The Lutheran Church is the Church of the Reformation. It is the reforming Church. The Church that’s not afraid of asking the hard questions, like Luther did. Asking the hard questions like, “Who has been hurt by the Church?” “How and why have they been hurt?” “Is this really the Way of Jesus?” Speaking of ourselves in the Evangelical Lutheran Church in America, the Lutheran Church, for the most part, is willing to say “we got it wrong, and our task as a changing, re-forming Church, is to try and make it right.”
Our Lutheran understanding of God’s grace is based on the assumption that none of us ever gets it right all the time. Humans are always going to find a way to mess things up, on our own. But grace means that God never gives up on us. Grace means the relationship we humans have with God is there because God made that relationship possible. God’s love for us keeps it alive and helps us to keep becoming the people, the individuals and the Church together, that God creates and wants us to be.

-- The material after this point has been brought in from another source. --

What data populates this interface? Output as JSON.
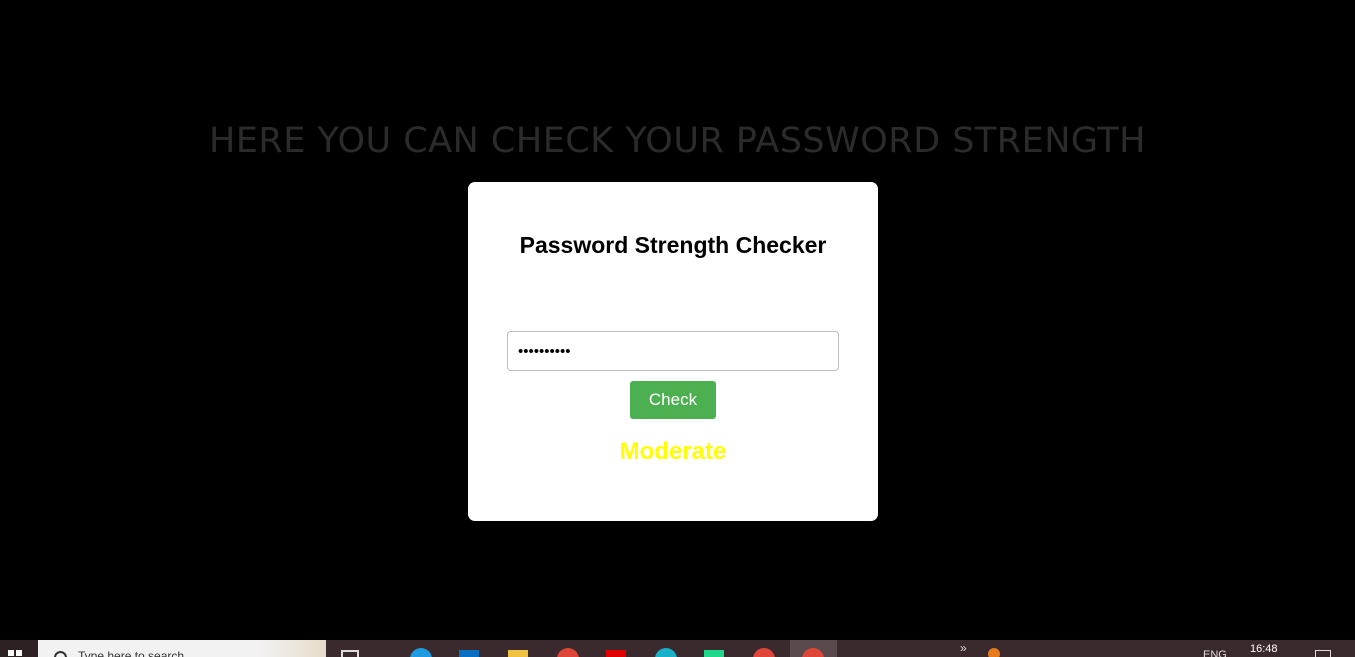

There’s a lot of work for us to do in that. There’s a lot that needs reforming in our life together as the global Church: the Church universal. All of us; every variety of Christian follower of Jesus on the planet. The way we say that in worship is “the holy catholic Church” by the way. That means the “church universal.” Not the Roman Catholic denomination, but the “whole enchilada.” As that Church, we have a lot of work to do in listening and dialog with women about their experience of trying to be followers of Christ, and struggling to achieve their own self-determination; achieving their own unique God-given identity that isn’t defined by their relationship to men.
It’s clear to a lot of people these days, that we have a lot to do as people of faith, living in American society as citizens of this democracy. We still have so far to go before we truly see the equality of women’s voices, understand their experiences, and comprehend their vision and values. This way of being Church, of discipleship in the world, is light-years beyond the culture of Mark’s gospel, and the Book of Genesis. There’s a lot of cultural baggage in holy scripture to be sorted through to find the life-giving, life-changing, living Word of God. Much like the work it takes to find the pearl inside the oyster, under the silt, in the dark, at the bottom of the ocean. European male interpretation of scripture has led to the Doctrine of Discovery, and the belief in Manifest Destiny: conquering, and claiming land by divine right. What kind of world vision might indigenous peoples, women, and gender-neutral peoples imagine for us? What does the living Word of God in scripture sound like to them?
Speaking from personal experience, divorce can be a tool of personal liberation. It can be a life-giving, even life-saving experience. But just as every marriage is unique, so is every divorce, in my experience. I think it’s easy to get caught up in judging people, if you haven’t been through it. But what I’ve come to appreciate in my own life, is that sometimes bonds must be broken in order for healthy growth to happen: growth into new life, transformed life, abundant life that I believe the gospel is about. And whether you’re male, female, non-binary oriented, or gender neutral, realizing our truest self is the becoming path that life in Christ can bless us with. Children are blessed with the capacity to grow. We are all God’s children, no matter how old we are. We can all grow, become, change, transform, evolve no matter our age. As our Lord says “it is to such as these growing ones, that the kingdom of God belongs.” - Pastor David